People with diabetes can also use the diabetes food pyramid, which consists of six sections for food groups. Eat some foods from each group each day. The number of servings you should have each day from these six groups varies depending on your goals, and caloric and nutrition needs.
Fats, sweets, and alcohol do not have to be eliminated from your diet, but they must be consumed in moderation. If you drink alcohol, you must also be careful of low blood sugar reactions.
People with diabetes who have frequent hypoglycemia can carry around sweets to counteract hypoglycemia if their glucose starts to drop, according to the American Medical Association. Fruit juice, raisins, candy, or a glass of milk can work as well as fast-acting glucose tablets at raising sugar levels within about 10 to 15 minutes.

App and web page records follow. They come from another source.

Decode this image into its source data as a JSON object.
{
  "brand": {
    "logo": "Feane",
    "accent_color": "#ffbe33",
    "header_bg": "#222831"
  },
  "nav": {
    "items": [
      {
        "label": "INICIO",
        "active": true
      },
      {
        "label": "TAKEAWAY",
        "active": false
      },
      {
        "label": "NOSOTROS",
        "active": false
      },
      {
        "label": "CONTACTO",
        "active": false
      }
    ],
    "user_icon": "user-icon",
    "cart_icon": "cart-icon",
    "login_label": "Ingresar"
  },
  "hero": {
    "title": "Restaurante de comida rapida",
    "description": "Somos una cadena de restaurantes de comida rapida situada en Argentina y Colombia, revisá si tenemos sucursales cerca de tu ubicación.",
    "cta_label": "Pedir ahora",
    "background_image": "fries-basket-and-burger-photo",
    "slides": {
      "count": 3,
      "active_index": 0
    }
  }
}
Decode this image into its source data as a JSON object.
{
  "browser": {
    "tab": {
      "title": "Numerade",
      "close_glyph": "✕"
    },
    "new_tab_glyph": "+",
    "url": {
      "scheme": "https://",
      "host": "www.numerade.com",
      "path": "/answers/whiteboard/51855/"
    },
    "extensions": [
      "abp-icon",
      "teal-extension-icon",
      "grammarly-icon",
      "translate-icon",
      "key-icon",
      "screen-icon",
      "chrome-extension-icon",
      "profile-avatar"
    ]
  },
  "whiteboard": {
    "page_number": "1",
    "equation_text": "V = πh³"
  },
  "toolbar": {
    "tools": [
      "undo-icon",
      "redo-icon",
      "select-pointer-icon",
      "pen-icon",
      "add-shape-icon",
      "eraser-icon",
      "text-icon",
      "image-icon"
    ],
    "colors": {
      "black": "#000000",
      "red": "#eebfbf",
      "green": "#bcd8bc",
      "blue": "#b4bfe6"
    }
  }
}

Exercise lowers glucose levels and boosts the body's sensitivity to insulin, countering the insulin resistance common to type 2 diabetes.
Even though people with either type of diabetes benefit from exercise, people with type 2 diabetes gain greatly because of their disease's relationship to obesity. Exercise consumes glucose and forces cells to draw on the glucose stored in the liver and muscles.
Because both insulin and exercise metabolize blood sugar, people with diabetes should be careful with insulin administration too close to exercise, because it may cause a hypoglycemic reaction.
Some medications for type 2 diabetes can cause blood sugar to drop too low during exercise. Check with your physician about medications' effects with exercise.
Generally, people with diabetes should spend at least 30 minutes doing aerobic exercise three or four times a week. The best times are usually one to three hours after eating, when blood sugar levels are highest. Before beginning or changing an exercise regimen, talk to your doctor.
Treatment options for diabetes have "exploded" recently.
According to the ADA, in addition to sulfonylureas, drugs that have been around since the 1950s, new classes of oral medication offer different courses of action, depending on a person's needs.
- Biguanides. These drugs decrease the amount of glucose produced and released by the liver.
- Thiazolidinediones. These drugs help insulin increase the absorption of glucose in muscle and fat, and reduce the amount of glucose produced and released by the liver.
- Alpha-glucosidase inhibitors. These drugs work by blocking the breakdown of starches in the intestine so the body does not absorb them into the blood.
- Meglitinides. These drugs stimulate the pancreas to release insulin.
- DPP-4 inhibitors. DPP-inhibitors increase insulin production by preventing the breakdown of a substance that is naturally made in the body. DDP-4 inhibitors allow this substance to remain active longer in the blood helping to decrease blood sugar levels when they are elevated.
There are also two injectable medications for people with diabetes. Pramlintide is approved to treat both type 1 and type 2 diabetes. It is a form of a hormone normally produced in the beta cells that helps to maintain blood sugar levels. Exenatide was approved to treat type 2 diabetes. It is a form of a hormone found in the saliva of Gila monsters. It lowers blood glucose by increasing the secretion of insulin.
Talk with your doctor if you have questions about the new medications.